—Gayle Matthews, Director of Business Development
A couple years ago, I stumbled onto the writing of Stephen Harrod Buhner when I found myself killing time in a New Age bookstore. I don’t spend a lot of time in New Age bookstores—generally speaking, the visual aesthetics of the movement don’t appeal to me. But there I was, avoiding the angel cards, and I found Plant Intelligence and the Imaginal Realm by Stephen Harrod Buhner a shelf labelled “Gaian Studies.”
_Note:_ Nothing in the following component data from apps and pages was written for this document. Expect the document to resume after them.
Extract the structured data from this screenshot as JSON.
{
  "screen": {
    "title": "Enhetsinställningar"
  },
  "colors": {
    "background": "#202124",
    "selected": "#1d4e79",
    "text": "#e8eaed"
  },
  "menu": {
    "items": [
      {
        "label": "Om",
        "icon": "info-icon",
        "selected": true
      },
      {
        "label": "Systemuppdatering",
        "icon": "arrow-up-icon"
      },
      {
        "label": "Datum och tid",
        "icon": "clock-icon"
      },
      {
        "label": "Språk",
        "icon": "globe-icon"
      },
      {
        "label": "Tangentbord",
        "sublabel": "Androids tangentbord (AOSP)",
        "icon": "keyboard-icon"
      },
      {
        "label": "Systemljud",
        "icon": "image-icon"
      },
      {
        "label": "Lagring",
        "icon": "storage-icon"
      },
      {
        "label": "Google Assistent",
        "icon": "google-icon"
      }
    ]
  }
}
Stephen Harrod Buhner’s bio describes him as “an Earth poet and senior researcher for the Foundation for Gaian Studies.” Plant Intelligence and the Imaginal Realm runs over 550 pages and quotes Wallace Stevens and William Blake alongside Newton and Michael Crichton. It’s a dense, mercurial, psychedelic read.
At one point, in a chapter called “We Want Braaaaains,” I excitedly jotted in the margin, “MAYBE BACTERIA IS GOD!” (It made sense when I wrote it.) The twenty-seven-page-long bibliography reminds me of the old hippie cookbooks my grandmother gave me that include recommendations for groovy books and records at the top of each recipe.
Buhner’s most popular title—at least at the Toronto Public Library—seems to be Sacred Plant Medicine: The Wisdom in Native American Herbalism, which is more accessible and I knocked it off in a weekend. The book covers a lot of ground (cough cough) pretty quickly, mixing personal anecdotes with research on various Indigenous traditions.
The first half or so of the book is dedicated to making the argument for approaching plants as intelligent life forms that are capable of communicating with humans beings—Buhner is convinced of the interdependence of all life forms, and he sees meaning even in sickness, which he describes in sacred terms. (“Illness performs a crucial and important function,” he writes, “it allows destructuring of a contemporary state, readying the organism for change.”) The second half of the book contains more practical information on how to responsibly forage for medicinal plants and simple instructions on how to prepare salves and tinctures. He also outlines a number of his favourite plants.
—Damian Rogers, Poetry Editor